  • When we talk about the First Amendment as probation on the establishment of religion, it is very hard for them [students] to accept the fact that there were established churches on the state level and that they would continue in existence until 1833. Why is it there should be an established religion on the state level but not a national established church?

    The Church of England was something that they wanted to avoid whereas they accepted the fact that the citizens of Massachusetts could have a state-established church if they wanted.

    What does it mean to have the free exercise of religion? The free exercise of religion as defined in the 18th century by Americans, by the founders, was the free exercise of Christian religion. It would be a Protestant religion, it could be evangelical, it could be Catholic. Agnostics were frowned upon. Atheists were not accepted and non-Christian faiths were not accepted. So when you look at the establishment of religion and the free exercise clause, it is far more limited in the 18th century than it would be in the 21st century.

    Freedom of speech is another good example where people take it literally, which is to say: I should be allowed to do whatever I want. I think there're several things going on here. One is, in the 18th century, freedom of speech was often identified with the rights of a republican society, that is, it was a political right that would encourage the free expression of ideas having to do with your political responsibility. It has been transformed in the 20th century into flag burning, naked dancing, as an expression of freedom of speech which an 18th-century person would never recognize.

    As for yelling fire in a crowded theater, there are restrictions and the Supreme Court has recognized those restrictions.
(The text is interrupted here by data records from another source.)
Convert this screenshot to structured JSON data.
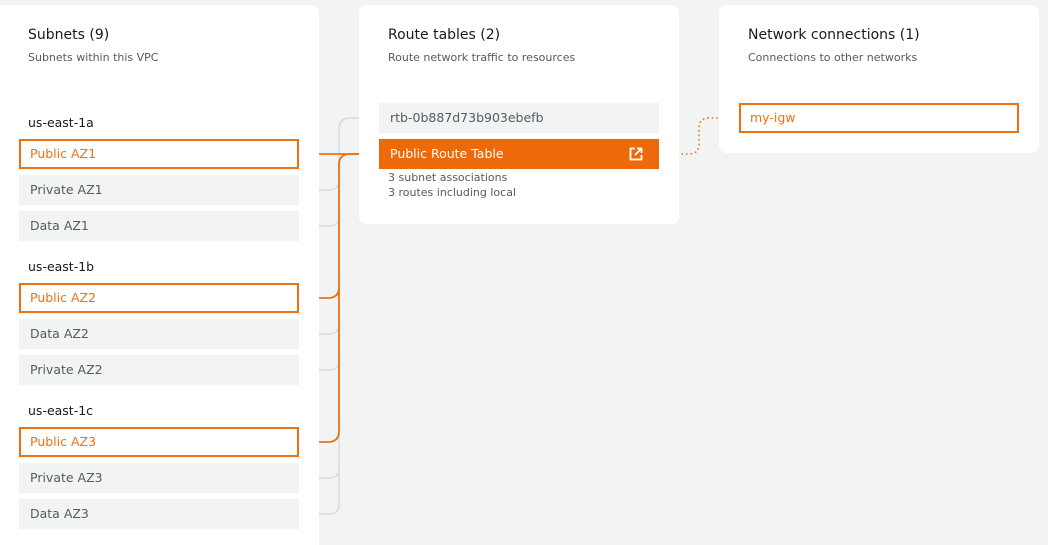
{
  "subnets": {
    "title": "Subnets (9)",
    "subtitle": "Subnets within this VPC",
    "zones": [
      {
        "label": "us-east-1a",
        "subnets": [
          {
            "name": "Public AZ1",
            "highlighted": true
          },
          {
            "name": "Private AZ1",
            "highlighted": false
          },
          {
            "name": "Data AZ1",
            "highlighted": false
          }
        ]
      },
      {
        "label": "us-east-1b",
        "subnets": [
          {
            "name": "Public AZ2",
            "highlighted": true
          },
          {
            "name": "Data AZ2",
            "highlighted": false
          },
          {
            "name": "Private AZ2",
            "highlighted": false
          }
        ]
      },
      {
        "label": "us-east-1c",
        "subnets": [
          {
            "name": "Public AZ3",
            "highlighted": true
          },
          {
            "name": "Private AZ3",
            "highlighted": false
          },
          {
            "name": "Data AZ3",
            "highlighted": false
          }
        ]
      }
    ]
  },
  "route_tables": {
    "title": "Route tables (2)",
    "subtitle": "Route network traffic to resources",
    "items": [
      {
        "name": "rtb-0b887d73b903ebefb",
        "selected": false
      },
      {
        "name": "Public Route Table",
        "selected": true,
        "associations": "3 subnet associations",
        "routes": "3 routes including local",
        "icon": "external-link-icon"
      }
    ]
  },
  "network_connections": {
    "title": "Network connections (1)",
    "subtitle": "Connections to other networks",
    "items": [
      {
        "name": "my-igw"
      }
    ]
  },
  "colors": {
    "accent": "#ec7211",
    "selected_fill": "#ec6a0a",
    "connector_inactive": "#d5dbdb",
    "background": "#f2f3f3"
  }
}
That is, you have certain social responsibilities and you do not have an absolute right, so all of these rights are conditional.

    The hardest thing, I think, to get people sensitive to is the flip side of rights, because the flip side of rights, in my view, is obligations. And so I think the assumption of the Bill of Rights is that you will live up to your obligations as a citizen, that you will behave in accordance with the general prohibitions and the general limitations on one's liberty. And that one will in fact perform one's duties as a citizen and to be responsible in doing that.

    Doesn't the state have the right to limit your liberty in certain ways for the public good? Why shouldn't you be forced to incriminate yourself? What does it mean to reserve those rights not enumerated? Does it mean that they're fixed in time as Justice White thought in 1791? Or does it mean that the Supreme Court has the power to define this as every generation goes on?

    I talk about this in history class. And I talk about it often in terms of why was the 14th Amendment necessary? Why is it that the Congress in 1864 decided it had to protect the rights of its citizens, in this case, former slaves, against the actions of states? And so you can talk about how the states tried to re-impose limitations on the ability of blacks to testify in court against whites; their legal rights etcetera, etcetera. So you can get to the whole idea of what are the rights of citizenship and then why were those rights being ignored in this period. And then how the federal government took a position to guarantee those and then how it failed.

    Or I'll talk about various individual court decisions that will highlight the operation of one of these rights, like the Miranda decision. It's not until the 1950s, for instance, that your Miranda Rights have been assured and the reason for that is that police departments were very lax in respecting these rights and ultimately during the 1950s, the courts found it necessary to insist that there're certain standards that have to be adopted.